The future of plant-based alternative protein ingredients
Plant-based protein ingredients and formulation
Step into the realm of plant-based alternative protein ingredients and formulations through the lens of a private equity investor. Together, we'll uncover the trends, customer needs and solutions for plant-based ingredients and key considerations for corporates looking to expand into this segment.
What trends do you see in the plant-based ingredient industry that are relevant for large corporates interested in entering this market?
There are different steps in the plant-based ingredient value chain, where a company could potentially enter the market. The hurdle to join in on genetics/strain development for plant proteins will be too big – established companies such as Bayer for example have an enormous head start and the process is very complicated to start from scratch. New entrants should therefore partner with companies that license different genetics and then try to evolve that plant with a good level of protein to also have higher levels of other desirable components such as fiber, iron etc. Initial processing is also difficult to enter due to high consolidation and initial investment. An interesting segment is wet fractionation where there is currently more demand than capacity in North America. Protein isolates with 80-90% purity produced via wet fractionation can be sold for three times the price of dry fractionation product, which is only 50-70% pure. Many companies are recognizing this and a lot of capacity is coming online in the next two years.
Company portfolios are also evolving into having multiple sources of protein e.g. chickpea, yellow pea, soy beans, wheat, etc. as this allows the customer to choose from a broad set of functions each better suited for a different application. Flavor houses already have broad portfolios to source from and help you structure the entire product matrix that can meet specific needs such as gluten-free, vegan, lactose-free etc.

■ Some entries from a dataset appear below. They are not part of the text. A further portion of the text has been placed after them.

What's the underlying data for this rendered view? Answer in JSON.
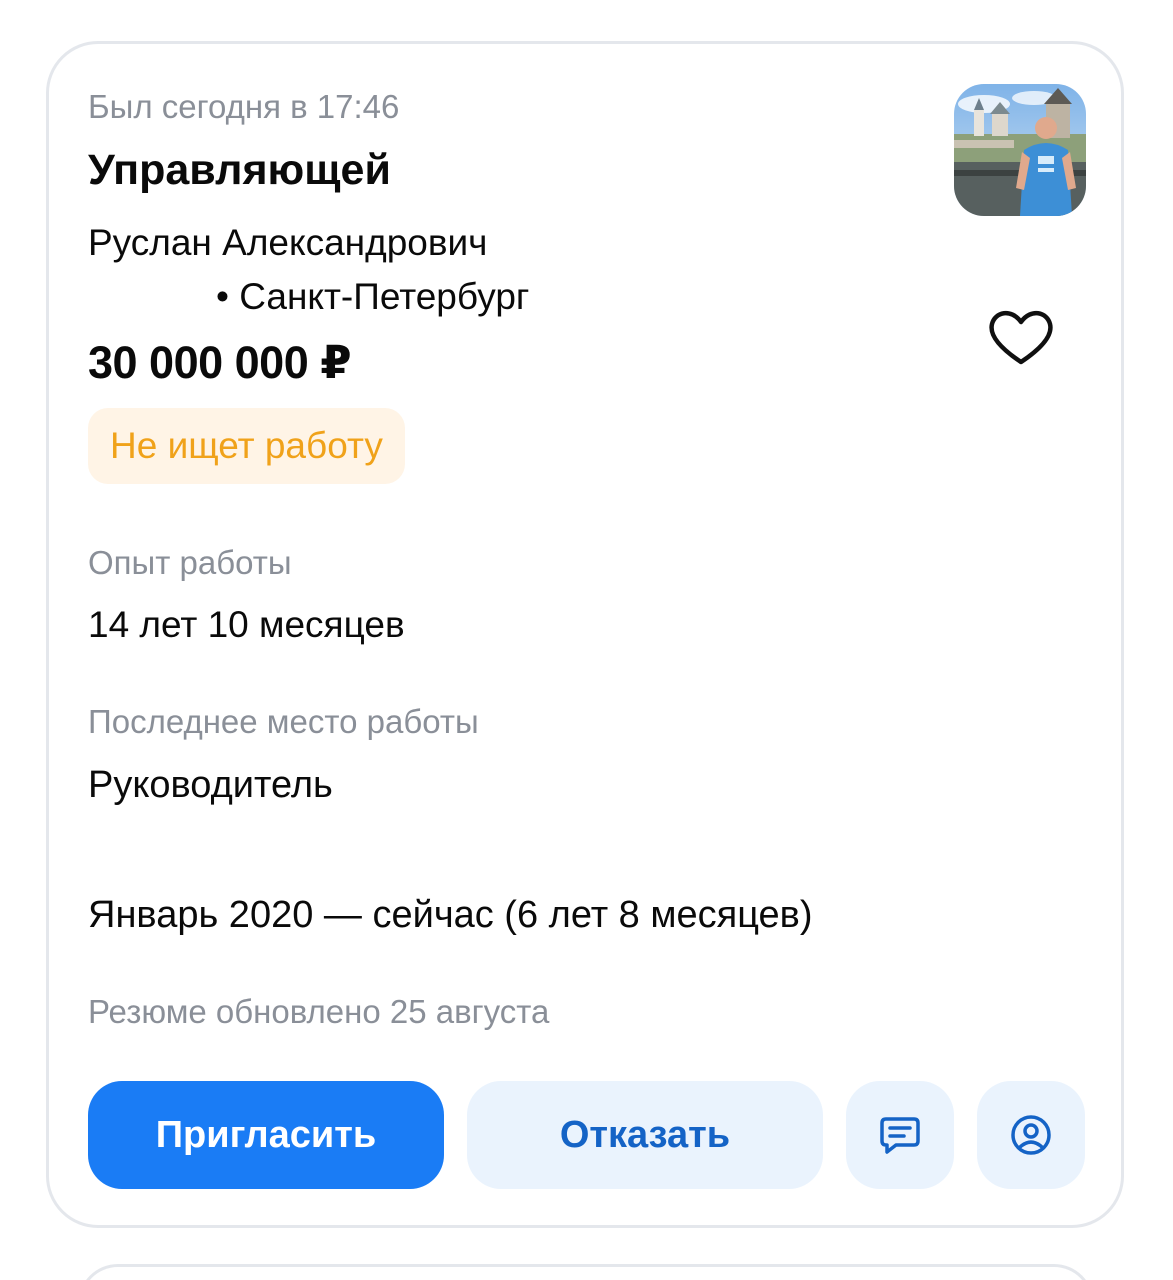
{
  "resume": {
    "last_seen": "Был сегодня в 17:46",
    "title": "Управляющей",
    "name": "Руслан Александрович",
    "location": "• Санкт-Петербург",
    "salary": "30 000 000 ₽",
    "status": "Не ищет работу",
    "experience_label": "Опыт работы",
    "experience_value": "14 лет 10 месяцев",
    "last_job_label": "Последнее место работы",
    "last_job_position": "Руководитель",
    "last_job_period": "Январь 2020 — сейчас (6 лет 8 месяцев)",
    "updated": "Резюме обновлено 25 августа"
  },
  "actions": {
    "invite_label": "Пригласить",
    "reject_label": "Отказать",
    "chat_icon": "chat-icon",
    "profile_icon": "user-circle-icon",
    "favorite_icon": "heart-icon"
  },
  "colors": {
    "accent": "#1a7cf5",
    "accent_soft": "#eaf3fd",
    "status_text": "#f0a21a",
    "status_bg": "#fff4e6",
    "muted_text": "#8a8f98"
  }
}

End products are developing into whole cuts and how the product is presented is becoming more important. The plant-based product needs to look appealing in the uncooked form as well and need to be placed next to the traditional meat products as in a butcher’s shop.
What are the key customer needs in plant-based ingredients?
Nutrition is a big one, customers are looking for higher iron & vitamin B12 content, better amino acid profile, PDCAAS/DIAS scores need to be close to traditional animal proteins, fiber-rich, allergen- and additive-free. Many smaller companies provide flavors but do not have the library that other larger players do. The consumer needs meanwhile are starting to evolve to clean label and finding ingredients that are multi-functional, which is easier to serve with a large library of ingredients. Personalized nutrition is also a part of this market, not only for plant-based meat analogs, but also other plant-based solutions such infant nutrition and formulations for chronic conditions (e.g., constipation, allergens, etc.).
Another persisting issue is the flavor which is still not on the level of animal-based products. Especially whole cut products are much further away from sensory parity than the processed meats. Aside from processed hamburgers and patties there has been no product that can be sold on grounds of taste. Umami taste profile and species-specific taste profile for e.g. lamb, Wagyu, different seafoods also need to be developed but the solution to this is still unclear.
Finally, price parity is an important issue for all alternative protein products. The answer for price parity will change as the cost of traditional meat will increase; many investors still have 4 $/lb in mind but the costs are rising quickly. In some regions e.g. The Netherlands price parity for some products has already been achieved. Pricing depends heavily on the type of ingredients (e.g. soy vs pea or beans) and on the product type. Here whole cuts are again lagging behind processed meats even though the ingredients are essentially the same because the manufacturing technology has not yet been successfully scaled.
What technologies or activities could help solve these problems?
To improve nutrition and flavor producers can work with smaller companies e.g. Shiru that are developing a library of plant-based solutions with prototyping based on AI. A top of the list clean-label request is to find a replacement for methylcellulose binder, which has a very large potential to win over customers.
Among plant-based processing technologies extrusion is the most well-known, but alternatives such as 3D printing and shear cell technology are emerging. A common problem is that some flavors and other micro ingredients degrade after formulation. Nano-encapsulation could be a solution because it is more stable and better at inserting specific nutrients directly into the product, but expensive in terms of application. For example, Redefine Meat is working on 3D printed meat. The texture is incredible, but the flavor is not there yet – it needs to be incorporated better into the 3D printing ingredients or survive processing.
Within extrusion technology wet extrusion is gaining ground since it provides better formulation in most products but ideally a producer would have a facility which provides both wet and dry extrusion capabilities because some plant protein applications function better under with dry process.
Achieving price parity could be tackled by creating a plant-protein optimization lab where all parts of the plants – husks, whole beans, oil, etc. – are used for different plant-based or even fermentation products.
About Caio Malufe
Caio is a private equity investment professional and operator with 10+ years of experience, having led investment, strategy and business development projects for multiple start-ups, corporates and funds in the Food & Agriculture sector globally.